[App and web page records]
((

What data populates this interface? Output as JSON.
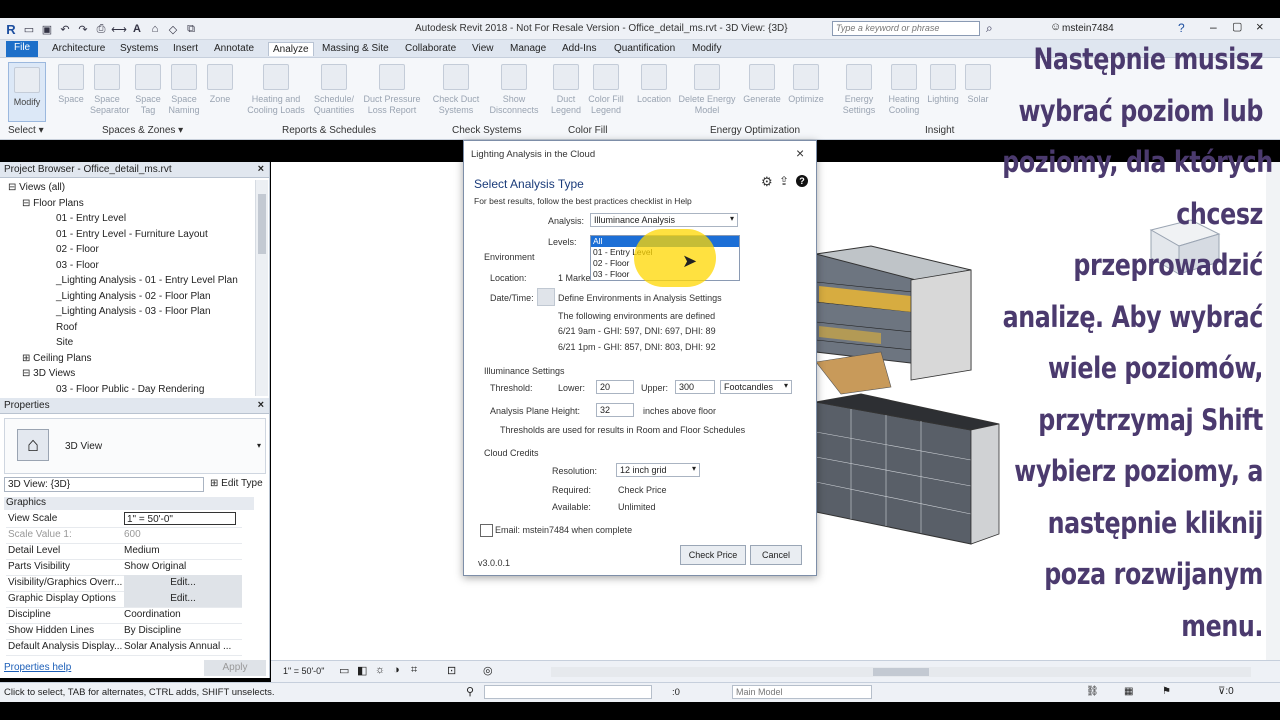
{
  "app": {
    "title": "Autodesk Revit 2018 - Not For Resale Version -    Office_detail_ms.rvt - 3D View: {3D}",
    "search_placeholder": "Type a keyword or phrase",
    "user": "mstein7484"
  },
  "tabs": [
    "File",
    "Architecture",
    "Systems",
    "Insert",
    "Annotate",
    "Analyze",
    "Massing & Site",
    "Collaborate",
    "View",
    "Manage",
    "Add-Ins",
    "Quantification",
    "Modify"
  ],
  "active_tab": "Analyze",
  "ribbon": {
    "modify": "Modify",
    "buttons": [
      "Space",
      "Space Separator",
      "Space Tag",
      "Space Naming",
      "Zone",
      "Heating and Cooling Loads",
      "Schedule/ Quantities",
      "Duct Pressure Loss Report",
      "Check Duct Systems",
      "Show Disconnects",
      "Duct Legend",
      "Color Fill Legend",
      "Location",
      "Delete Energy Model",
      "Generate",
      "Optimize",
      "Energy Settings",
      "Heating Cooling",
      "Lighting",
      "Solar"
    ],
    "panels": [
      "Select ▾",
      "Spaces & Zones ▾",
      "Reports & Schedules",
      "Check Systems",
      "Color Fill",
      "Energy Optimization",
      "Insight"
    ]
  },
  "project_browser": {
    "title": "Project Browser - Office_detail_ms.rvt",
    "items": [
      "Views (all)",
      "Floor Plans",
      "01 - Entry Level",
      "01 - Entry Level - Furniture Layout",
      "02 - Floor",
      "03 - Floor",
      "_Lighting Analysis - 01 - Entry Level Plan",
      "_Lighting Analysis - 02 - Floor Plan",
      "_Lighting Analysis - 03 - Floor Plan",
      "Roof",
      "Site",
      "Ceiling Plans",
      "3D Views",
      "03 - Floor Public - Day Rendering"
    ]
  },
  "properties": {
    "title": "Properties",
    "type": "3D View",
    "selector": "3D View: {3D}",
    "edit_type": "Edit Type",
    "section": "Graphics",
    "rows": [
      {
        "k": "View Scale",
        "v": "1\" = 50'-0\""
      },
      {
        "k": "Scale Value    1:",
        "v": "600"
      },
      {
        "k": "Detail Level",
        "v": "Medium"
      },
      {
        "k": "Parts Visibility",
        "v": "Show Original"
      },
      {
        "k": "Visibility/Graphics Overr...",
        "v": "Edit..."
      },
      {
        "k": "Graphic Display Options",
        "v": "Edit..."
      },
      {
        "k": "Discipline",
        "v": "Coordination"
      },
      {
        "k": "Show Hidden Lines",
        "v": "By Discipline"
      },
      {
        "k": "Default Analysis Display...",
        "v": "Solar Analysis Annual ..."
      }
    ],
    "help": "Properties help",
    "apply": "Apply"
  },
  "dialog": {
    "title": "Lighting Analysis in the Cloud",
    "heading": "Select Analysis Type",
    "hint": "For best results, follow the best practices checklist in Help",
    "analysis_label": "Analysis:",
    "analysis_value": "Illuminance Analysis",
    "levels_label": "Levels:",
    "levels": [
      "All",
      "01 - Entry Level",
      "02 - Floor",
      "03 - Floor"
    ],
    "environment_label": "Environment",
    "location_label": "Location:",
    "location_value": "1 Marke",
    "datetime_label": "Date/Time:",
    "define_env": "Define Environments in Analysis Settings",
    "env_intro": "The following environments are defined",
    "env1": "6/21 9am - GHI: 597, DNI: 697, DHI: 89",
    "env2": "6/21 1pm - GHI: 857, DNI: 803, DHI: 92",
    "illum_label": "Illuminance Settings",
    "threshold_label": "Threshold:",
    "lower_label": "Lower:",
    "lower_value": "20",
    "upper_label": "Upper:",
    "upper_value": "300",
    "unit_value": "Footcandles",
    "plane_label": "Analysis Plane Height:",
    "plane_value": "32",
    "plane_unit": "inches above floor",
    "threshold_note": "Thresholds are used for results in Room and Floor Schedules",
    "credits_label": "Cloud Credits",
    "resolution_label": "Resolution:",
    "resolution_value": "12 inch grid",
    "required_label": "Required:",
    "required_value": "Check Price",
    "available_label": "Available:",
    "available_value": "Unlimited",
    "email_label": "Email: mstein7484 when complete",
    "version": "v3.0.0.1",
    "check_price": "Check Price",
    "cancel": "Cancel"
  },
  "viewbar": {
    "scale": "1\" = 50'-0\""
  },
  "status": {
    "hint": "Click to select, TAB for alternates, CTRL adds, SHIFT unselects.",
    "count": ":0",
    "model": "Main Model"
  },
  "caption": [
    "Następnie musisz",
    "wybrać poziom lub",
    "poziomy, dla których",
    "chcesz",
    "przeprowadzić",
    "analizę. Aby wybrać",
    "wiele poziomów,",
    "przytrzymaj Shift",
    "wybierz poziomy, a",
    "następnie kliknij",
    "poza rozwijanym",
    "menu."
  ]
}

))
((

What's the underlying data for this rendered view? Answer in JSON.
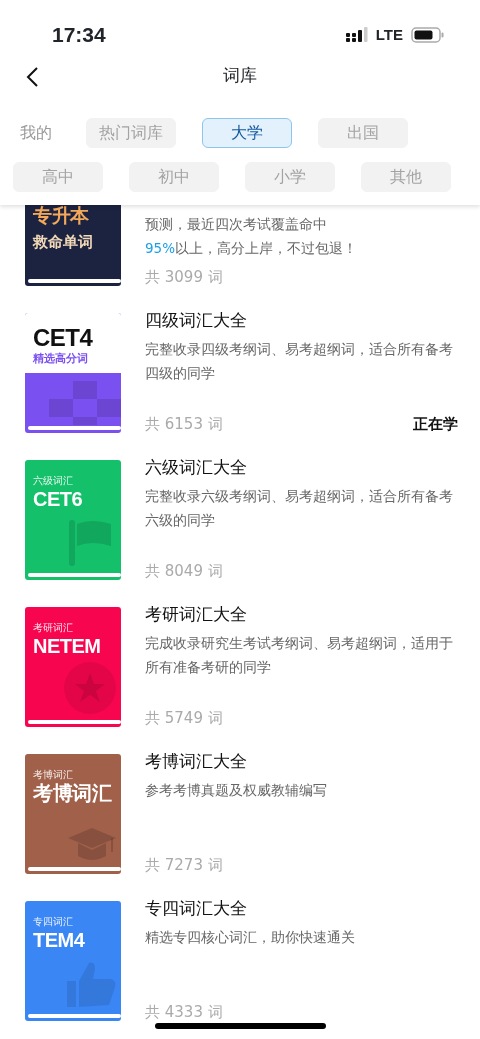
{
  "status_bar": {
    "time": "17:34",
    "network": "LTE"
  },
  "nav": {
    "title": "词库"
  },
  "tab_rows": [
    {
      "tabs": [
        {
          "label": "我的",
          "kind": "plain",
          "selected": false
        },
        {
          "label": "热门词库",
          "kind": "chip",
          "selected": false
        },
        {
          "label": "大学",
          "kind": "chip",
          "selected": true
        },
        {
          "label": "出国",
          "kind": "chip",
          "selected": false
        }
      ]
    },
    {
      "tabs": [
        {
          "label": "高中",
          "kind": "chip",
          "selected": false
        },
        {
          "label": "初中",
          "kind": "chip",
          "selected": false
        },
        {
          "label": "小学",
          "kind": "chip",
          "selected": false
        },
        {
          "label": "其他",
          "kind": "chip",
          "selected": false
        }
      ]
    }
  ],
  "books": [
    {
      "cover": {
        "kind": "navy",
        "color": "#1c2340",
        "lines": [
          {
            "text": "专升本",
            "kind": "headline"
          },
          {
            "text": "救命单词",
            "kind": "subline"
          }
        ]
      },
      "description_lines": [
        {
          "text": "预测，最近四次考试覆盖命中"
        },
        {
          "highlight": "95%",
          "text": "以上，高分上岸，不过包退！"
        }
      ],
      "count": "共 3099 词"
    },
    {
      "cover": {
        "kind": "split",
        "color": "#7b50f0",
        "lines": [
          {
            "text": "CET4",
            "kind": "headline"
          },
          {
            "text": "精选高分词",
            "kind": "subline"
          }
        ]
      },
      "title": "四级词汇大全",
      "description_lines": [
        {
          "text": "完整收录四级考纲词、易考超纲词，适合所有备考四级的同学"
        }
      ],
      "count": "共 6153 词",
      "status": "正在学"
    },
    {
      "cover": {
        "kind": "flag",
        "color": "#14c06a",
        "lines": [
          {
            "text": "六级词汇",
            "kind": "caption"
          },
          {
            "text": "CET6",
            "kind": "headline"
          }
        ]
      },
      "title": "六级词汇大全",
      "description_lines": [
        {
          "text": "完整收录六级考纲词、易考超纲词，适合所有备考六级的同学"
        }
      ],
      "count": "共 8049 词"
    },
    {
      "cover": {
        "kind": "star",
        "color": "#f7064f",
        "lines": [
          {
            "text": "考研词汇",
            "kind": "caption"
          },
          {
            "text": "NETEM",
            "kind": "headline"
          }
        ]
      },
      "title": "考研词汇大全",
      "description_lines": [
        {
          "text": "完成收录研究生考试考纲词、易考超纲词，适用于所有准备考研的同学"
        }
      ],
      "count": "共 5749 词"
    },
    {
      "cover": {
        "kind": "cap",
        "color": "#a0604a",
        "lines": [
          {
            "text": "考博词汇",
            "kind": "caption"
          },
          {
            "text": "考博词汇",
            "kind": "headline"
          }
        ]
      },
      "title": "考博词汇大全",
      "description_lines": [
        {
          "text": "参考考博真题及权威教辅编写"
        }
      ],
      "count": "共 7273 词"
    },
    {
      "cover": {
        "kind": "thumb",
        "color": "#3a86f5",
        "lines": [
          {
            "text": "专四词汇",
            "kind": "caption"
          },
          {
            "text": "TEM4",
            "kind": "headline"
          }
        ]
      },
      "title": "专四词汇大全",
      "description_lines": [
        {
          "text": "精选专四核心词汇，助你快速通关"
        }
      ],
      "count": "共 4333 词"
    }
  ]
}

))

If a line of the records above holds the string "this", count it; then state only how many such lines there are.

2